▸ TASK REQUIREMENTS:
Exact reproduction is required for all entries.

[Excerpts from an interface dataset]
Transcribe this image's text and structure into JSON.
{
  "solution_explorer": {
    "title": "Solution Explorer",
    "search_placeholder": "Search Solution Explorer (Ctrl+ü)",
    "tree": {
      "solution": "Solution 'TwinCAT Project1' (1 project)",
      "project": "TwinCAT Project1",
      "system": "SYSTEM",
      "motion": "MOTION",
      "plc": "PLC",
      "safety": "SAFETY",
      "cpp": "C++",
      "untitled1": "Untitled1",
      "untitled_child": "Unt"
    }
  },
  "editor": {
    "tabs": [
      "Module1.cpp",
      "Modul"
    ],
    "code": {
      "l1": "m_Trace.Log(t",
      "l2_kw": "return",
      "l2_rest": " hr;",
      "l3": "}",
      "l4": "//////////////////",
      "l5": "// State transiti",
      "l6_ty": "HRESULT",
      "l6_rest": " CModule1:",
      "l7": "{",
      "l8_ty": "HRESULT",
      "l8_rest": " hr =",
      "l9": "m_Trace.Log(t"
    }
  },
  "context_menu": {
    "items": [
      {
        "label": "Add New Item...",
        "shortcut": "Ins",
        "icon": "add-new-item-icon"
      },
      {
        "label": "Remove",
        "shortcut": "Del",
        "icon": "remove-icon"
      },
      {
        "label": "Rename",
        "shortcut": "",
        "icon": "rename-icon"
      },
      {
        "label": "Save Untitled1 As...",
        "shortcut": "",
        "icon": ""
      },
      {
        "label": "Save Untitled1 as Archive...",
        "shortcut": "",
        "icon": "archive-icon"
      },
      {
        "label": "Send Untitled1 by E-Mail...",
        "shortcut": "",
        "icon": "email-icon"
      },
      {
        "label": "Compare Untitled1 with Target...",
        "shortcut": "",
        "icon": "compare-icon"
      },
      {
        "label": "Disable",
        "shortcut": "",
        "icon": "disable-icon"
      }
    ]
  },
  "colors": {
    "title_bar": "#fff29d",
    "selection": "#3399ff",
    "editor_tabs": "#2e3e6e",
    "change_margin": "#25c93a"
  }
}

▸ ANSWER BOX:
Transcribe this image's text and structure into JSON.
{
  "solution_explorer": {
    "title": "Solution Explorer",
    "search_placeholder": "Search Solution Explorer (Ctrl+ü)",
    "tree": {
      "solution": "Solution 'TwinCAT Project1' (1 project)",
      "project": "TwinCAT Project1",
      "system": "SYSTEM",
      "motion": "MOTION",
      "plc": "PLC",
      "safety": "SAFETY",
      "cpp": "C++",
      "untitled1": "Untitled1",
      "untitled_child": "Unt"
    }
  },
  "editor": {
    "tabs": [
      "Module1.cpp",
      "Modul"
    ],
    "code": {
      "l1": "m_Trace.Log(t",
      "l2_kw": "return",
      "l2_rest": " hr;",
      "l3": "}",
      "l4": "//////////////////",
      "l5": "// State transiti",
      "l6_ty": "HRESULT",
      "l6_rest": " CModule1:",
      "l7": "{",
      "l8_ty": "HRESULT",
      "l8_rest": " hr =",
      "l9": "m_Trace.Log(t"
    }
  },
  "context_menu": {
    "items": [
      {
        "label": "Add New Item...",
        "shortcut": "Ins",
        "icon": "add-new-item-icon"
      },
      {
        "label": "Remove",
        "shortcut": "Del",
        "icon": "remove-icon"
      },
      {
        "label": "Rename",
        "shortcut": "",
        "icon": "rename-icon"
      },
      {
        "label": "Save Untitled1 As...",
        "shortcut": "",
        "icon": ""
      },
      {
        "label": "Save Untitled1 as Archive...",
        "shortcut": "",
        "icon": "archive-icon"
      },
      {
        "label": "Send Untitled1 by E-Mail...",
        "shortcut": "",
        "icon": "email-icon"
      },
      {
        "label": "Compare Untitled1 with Target...",
        "shortcut": "",
        "icon": "compare-icon"
      },
      {
        "label": "Disable",
        "shortcut": "",
        "icon": "disable-icon"
      }
    ]
  },
  "colors": {
    "title_bar": "#fff29d",
    "selection": "#3399ff",
    "editor_tabs": "#2e3e6e",
    "change_margin": "#25c93a"
  }
}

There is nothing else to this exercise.